Failure can be a more powerful, life-altering experience than success. Depending upon your group of students, this may be the only lesson needed from this text. Too often our students see failure as something that is horrible instead of viewing it as a springboard to something new. Even the most literal students seem to be able to make the inference that Auster’s failure to get the Mays autograph led to his carrying a pencil always, which in turn, helped him on his way to becoming a writer. Journal entry or quick write: share a failure you experienced and explain what you learned from it.

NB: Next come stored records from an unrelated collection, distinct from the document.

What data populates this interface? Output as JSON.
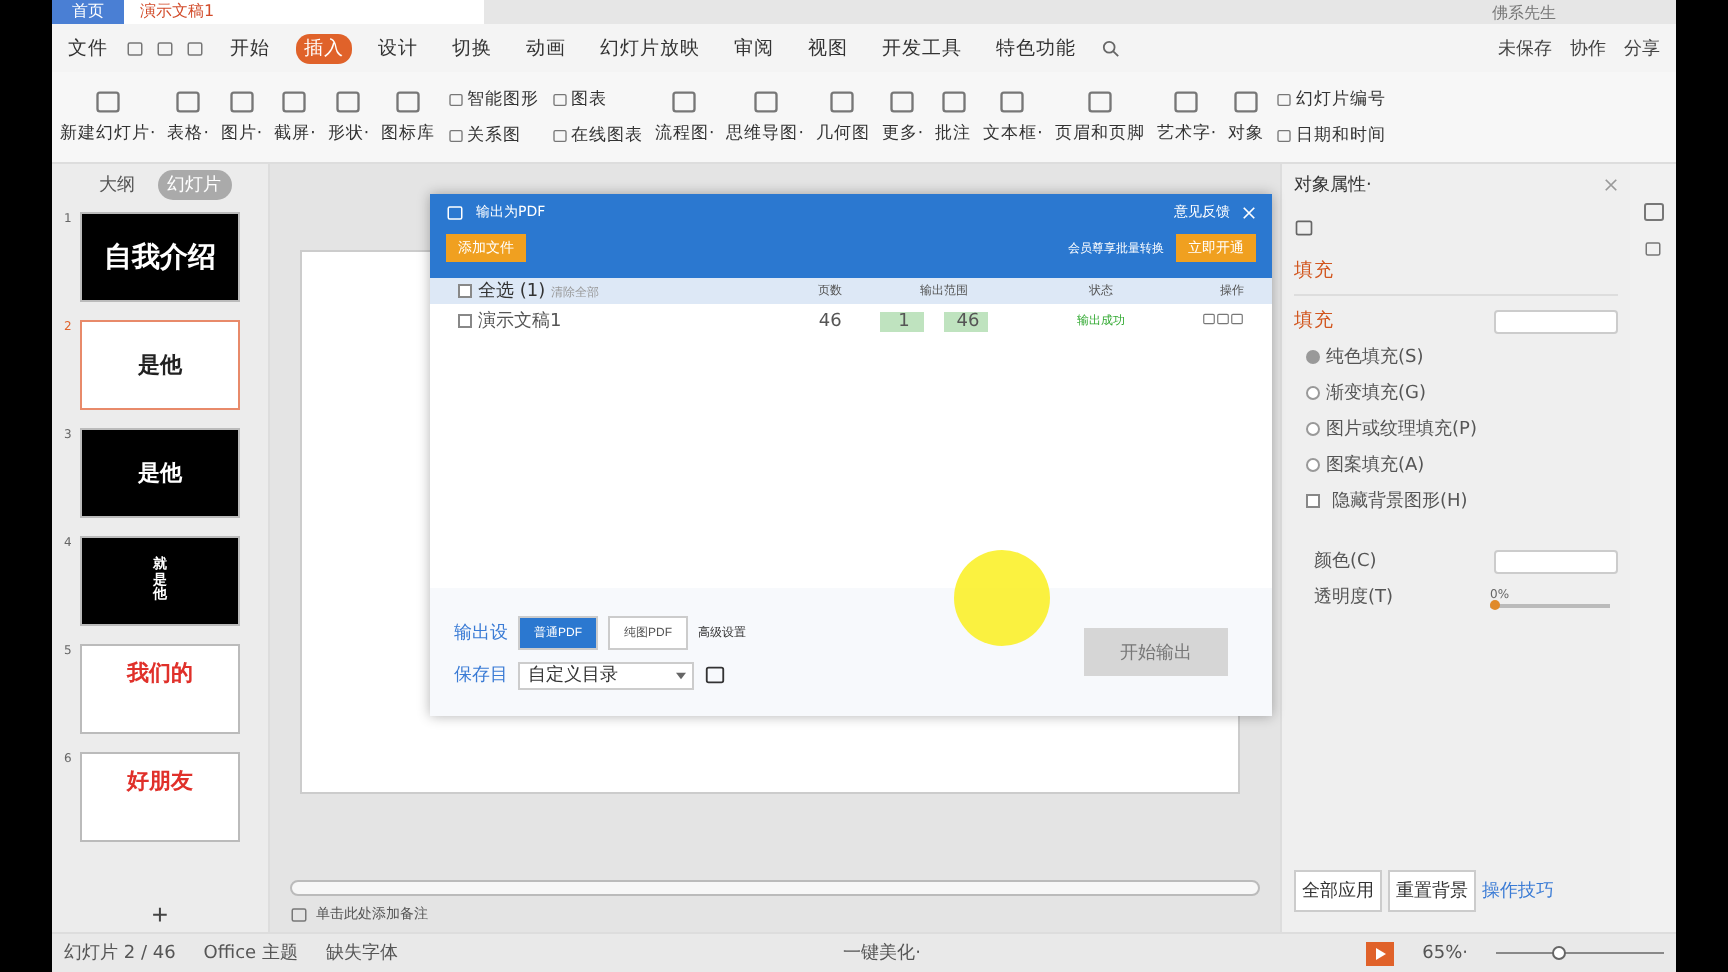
{
  "doc_tabs": [
    {
      "label": "首页",
      "kind": "home"
    },
    {
      "label": "演示文稿1",
      "kind": "doc"
    }
  ],
  "user": "佛系先生",
  "menu": {
    "file": "文件",
    "tabs": [
      {
        "label": "开始",
        "selected": false
      },
      {
        "label": "插入",
        "selected": true
      },
      {
        "label": "设计",
        "selected": false
      },
      {
        "label": "切换",
        "selected": false
      },
      {
        "label": "动画",
        "selected": false
      },
      {
        "label": "幻灯片放映",
        "selected": false
      },
      {
        "label": "审阅",
        "selected": false
      },
      {
        "label": "视图",
        "selected": false
      },
      {
        "label": "开发工具",
        "selected": false
      },
      {
        "label": "特色功能",
        "selected": false
      }
    ],
    "unsaved": "未保存",
    "collab": "协作",
    "share": "分享"
  },
  "ribbon": [
    {
      "kind": "large",
      "label": "新建幻灯片·"
    },
    {
      "kind": "large",
      "label": "表格·"
    },
    {
      "kind": "large",
      "label": "图片·"
    },
    {
      "kind": "large",
      "label": "截屏·"
    },
    {
      "kind": "large",
      "label": "形状·"
    },
    {
      "kind": "large",
      "label": "图标库"
    },
    {
      "kind": "pair",
      "top": "智能图形",
      "bottom": "关系图"
    },
    {
      "kind": "pair",
      "top": "图表",
      "bottom": "在线图表"
    },
    {
      "kind": "large",
      "label": "流程图·"
    },
    {
      "kind": "large",
      "label": "思维导图·"
    },
    {
      "kind": "large",
      "label": "几何图"
    },
    {
      "kind": "large",
      "label": "更多·"
    },
    {
      "kind": "large",
      "label": "批注"
    },
    {
      "kind": "large",
      "label": "文本框·"
    },
    {
      "kind": "large",
      "label": "页眉和页脚"
    },
    {
      "kind": "large",
      "label": "艺术字·"
    },
    {
      "kind": "large",
      "label": "对象"
    },
    {
      "kind": "pair",
      "top": "幻灯片编号",
      "bottom": "日期和时间"
    }
  ],
  "left_panel": {
    "tabs": [
      {
        "label": "大纲",
        "selected": false
      },
      {
        "label": "幻灯片",
        "selected": true
      }
    ],
    "slides": [
      {
        "number": "1",
        "text": "自我介绍",
        "kind": "dark",
        "selected": false
      },
      {
        "number": "2",
        "text": "是他",
        "kind": "light",
        "selected": true
      },
      {
        "number": "3",
        "text": "是他",
        "kind": "dark",
        "selected": false
      },
      {
        "number": "4",
        "text": "就是他",
        "kind": "dark-vertical",
        "selected": false
      },
      {
        "number": "5",
        "text": "我们的",
        "kind": "accent",
        "selected": false
      },
      {
        "number": "6",
        "text": "好朋友",
        "kind": "accent",
        "selected": false
      }
    ],
    "add": "+"
  },
  "dialog": {
    "title": "输出为PDF",
    "feedback": "意见反馈",
    "add_file": "添加文件",
    "promo": "会员尊享批量转换",
    "open": "立即开通",
    "select_all": {
      "label": "全选 (1)",
      "checked": false
    },
    "clear": "清除全部",
    "columns": [
      "页数",
      "输出范围",
      "状态",
      "操作"
    ],
    "files": [
      {
        "name": "演示文稿1",
        "checked": false,
        "pages": "46",
        "from": "1",
        "to": "46",
        "status": "输出成功"
      }
    ],
    "output_label": "输出设",
    "modes": [
      {
        "label": "普通PDF",
        "selected": true
      },
      {
        "label": "纯图PDF",
        "selected": false
      }
    ],
    "advanced": "高级设置",
    "save_label": "保存目",
    "save_dir": "自定义目录",
    "start": "开始输出"
  },
  "notes": "单击此处添加备注",
  "properties": {
    "title": "对象属性·",
    "tab": "填充",
    "section": "填充",
    "options": [
      {
        "kind": "radio",
        "label": "纯色填充(S)",
        "selected": true
      },
      {
        "kind": "radio",
        "label": "渐变填充(G)",
        "selected": false
      },
      {
        "kind": "radio",
        "label": "图片或纹理填充(P)",
        "selected": false
      },
      {
        "kind": "radio",
        "label": "图案填充(A)",
        "selected": false
      },
      {
        "kind": "checkbox",
        "label": "隐藏背景图形(H)",
        "checked": false
      }
    ],
    "color_label": "颜色(C)",
    "transparency_label": "透明度(T)",
    "transparency": {
      "level": 0,
      "reading": "0%"
    },
    "buttons": [
      "全部应用",
      "重置背景"
    ],
    "tips": "操作技巧"
  },
  "status_bar": {
    "slide": "幻灯片 2 / 46",
    "theme": "Office 主题",
    "fonts": "缺失字体",
    "beautify": "一键美化·",
    "zoom": "65%·",
    "zoom_slider": {
      "level": 0.35
    }
  }
}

Titles have significance…usually. From time to time an editor will throw a title on a text simply from the necessity of having one, but when a writer chooses a title for a text that he has written, he has a reason for it. Why is the title “Why Write?” rather than “Why I Write?” What is the difference in meaning? If you have been discussing several aspects of this text, the students should be running away with ideas here, if not, you may lead them with yours. With advanced students, I have paired this text with two essays entitled, “Why I Write?” by George Orwell and Joan Didion. Adding paired texts gives more opportunity for making connections, drawing conclusions, and having thoughts that prompt writing. Writing prompt 1: Explain the significance of the title of the essay. Writing prompt 2: Compare/contrast Auster’s essay to either Didion’s or Orwell’s essay. Be sure to address the similarities/differences in the titles and the significance of such.

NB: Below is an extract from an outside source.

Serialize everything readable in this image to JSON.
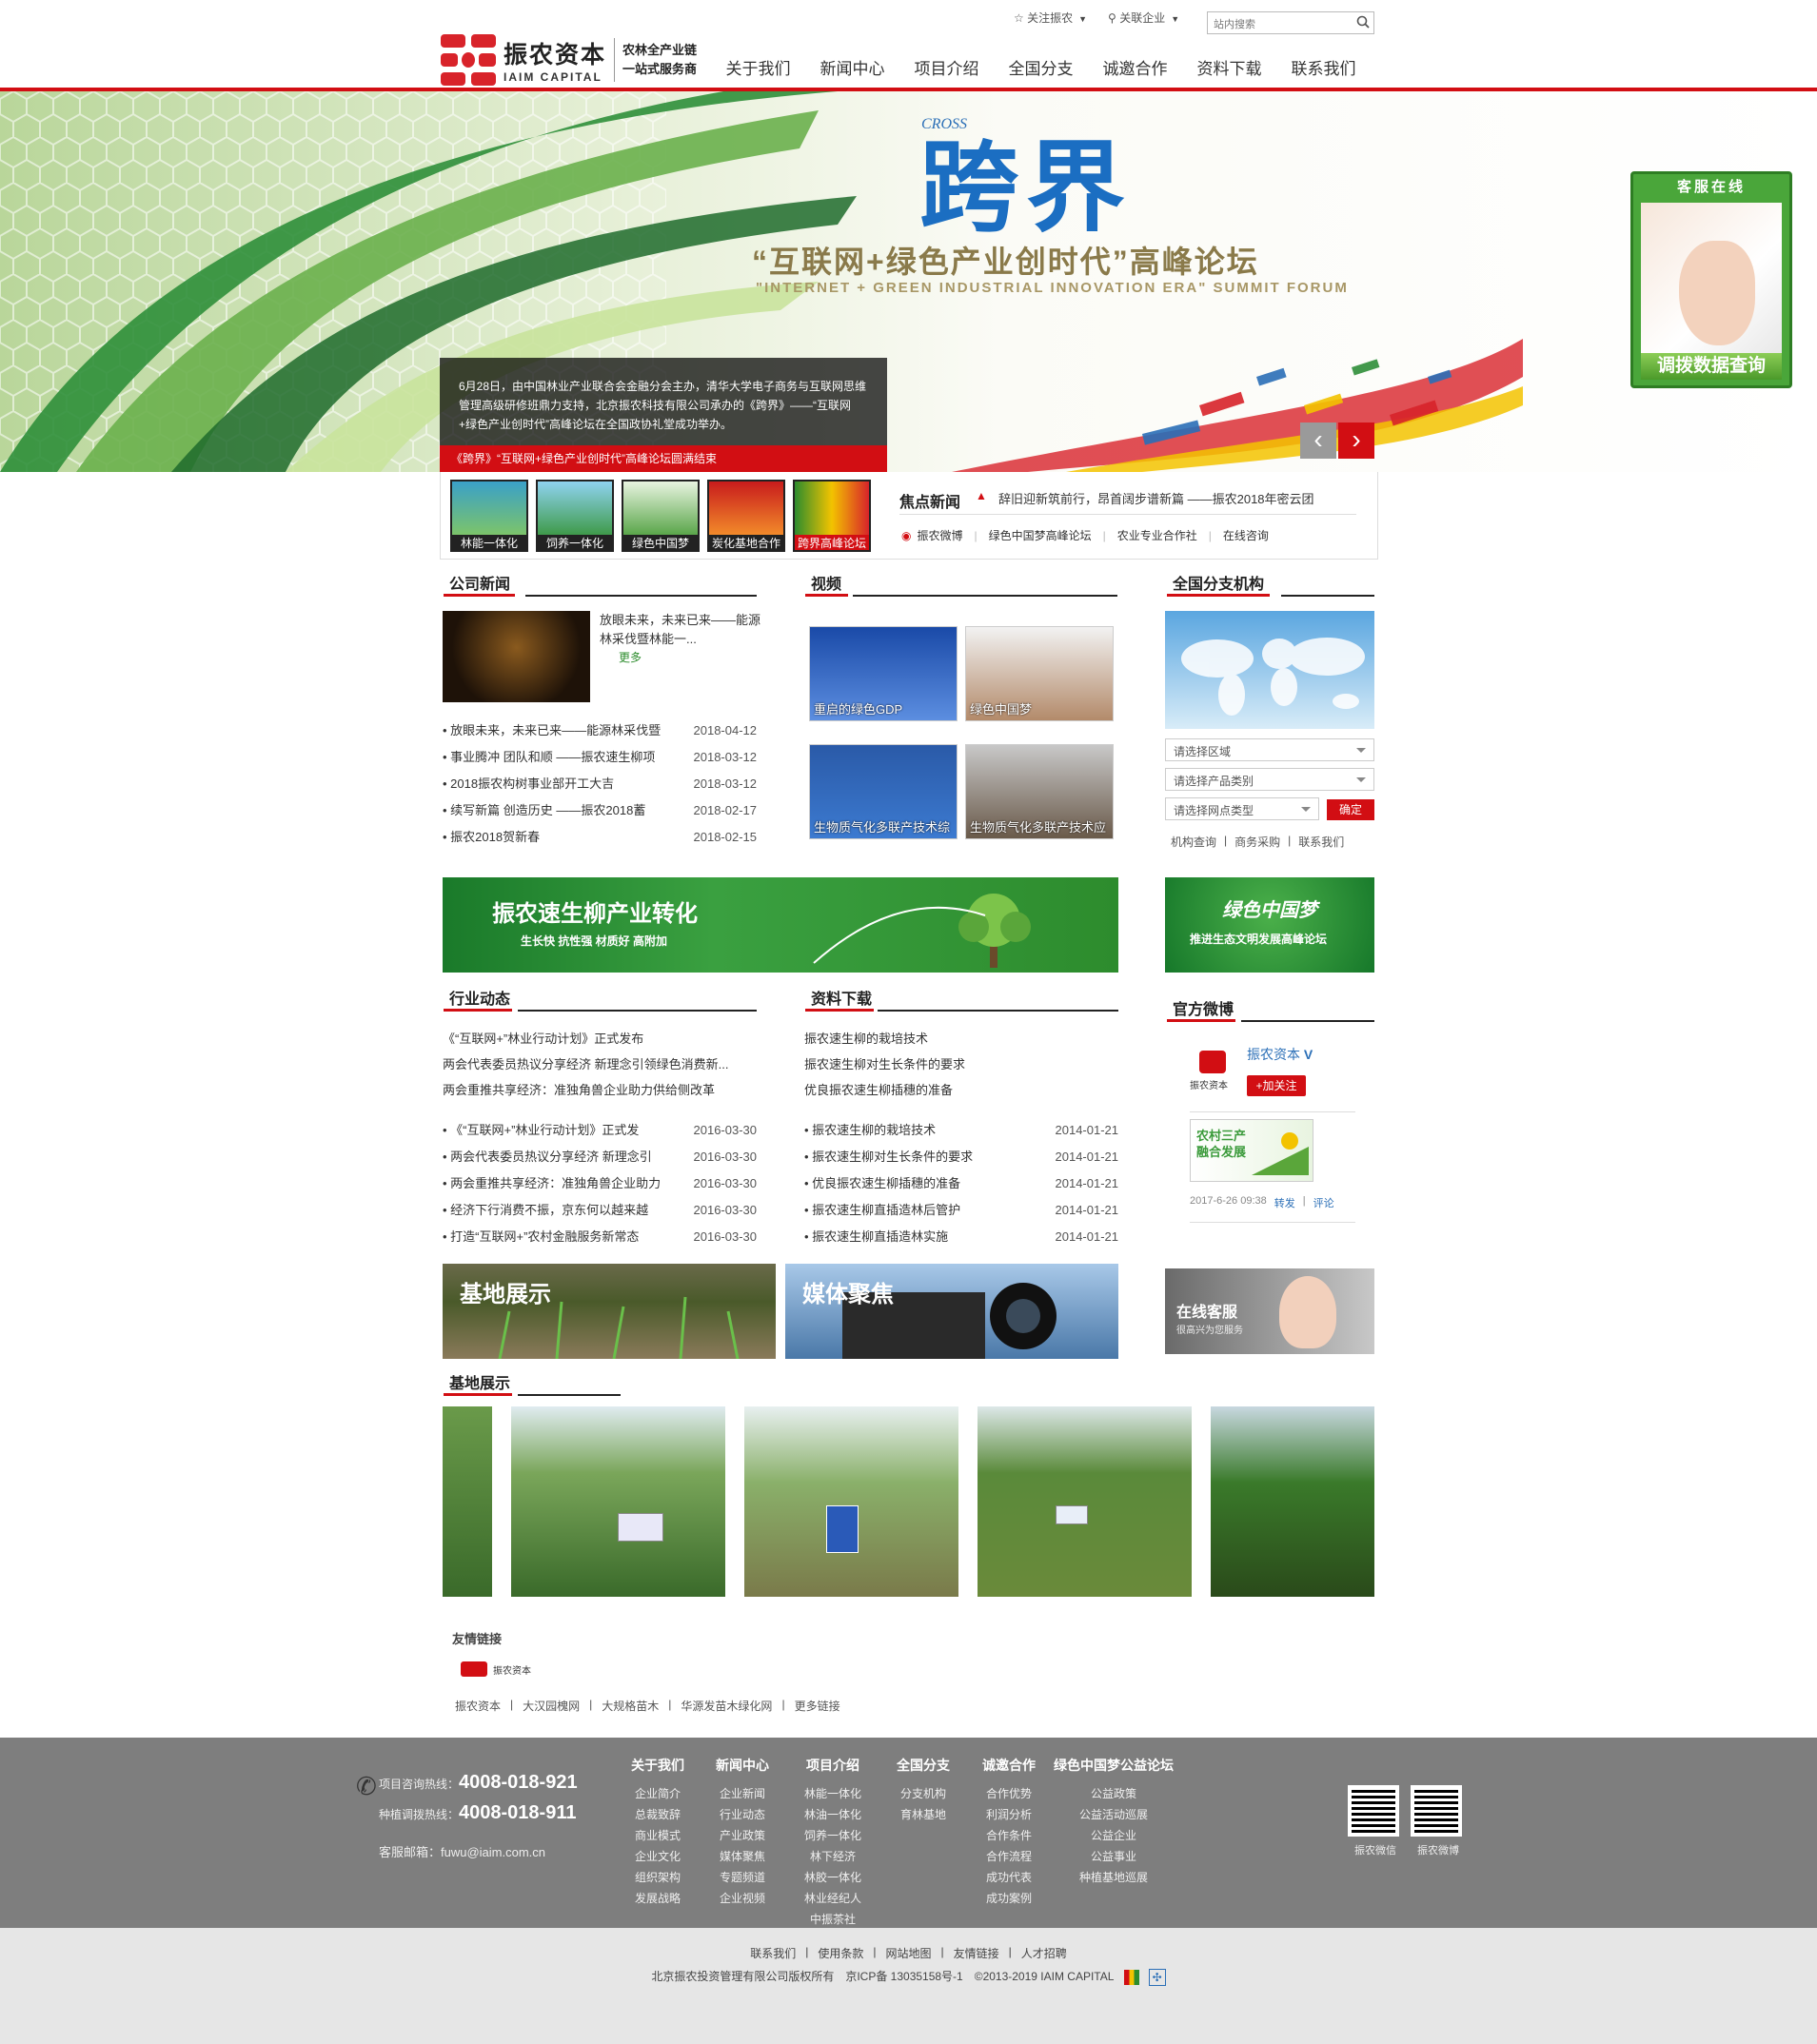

Be prepared! Recently I was reading Twyla Tharp’s 2003 book, The Creative Habit: Learn it and Use it for Life, and in chapter 2, “Rituals of Preparation” she mentions this very essay by Paul Auster. She uses it to encourage her readers to be ready to be creative: “What is your pencil” she writes, “What is the one tool that feeds your creativity and is so essential that without it you feel naked and unprepared?… Pick your ‘pencil’ and don’t leave home without it” (Tharp, 2003, 30). What a wonderful way to begin the school year – encouraging your students to be prepared to learn, to read, to write, to think every day. Quick write or journal entry: Choose your “pencil.” What is the tool you need every day to be ready to be an excellent, productive learner?
READ, THINK, WRITE… then we talk. If I had a nickel for every time I have given this instruction to my students in the past twenty-some years, I could retire already. Get them reading, thinking, writing, and discussing… our little gems can get that started!
Auster, Paul. (1995) Why Write? The New Yorker. http://www.newyorker.com/magazine/1995/12/25/why-write.
Tharp, Twila. (2003) The Creative Habit: Learn it and Use it for Life. New York, NY: Simon & Schuster.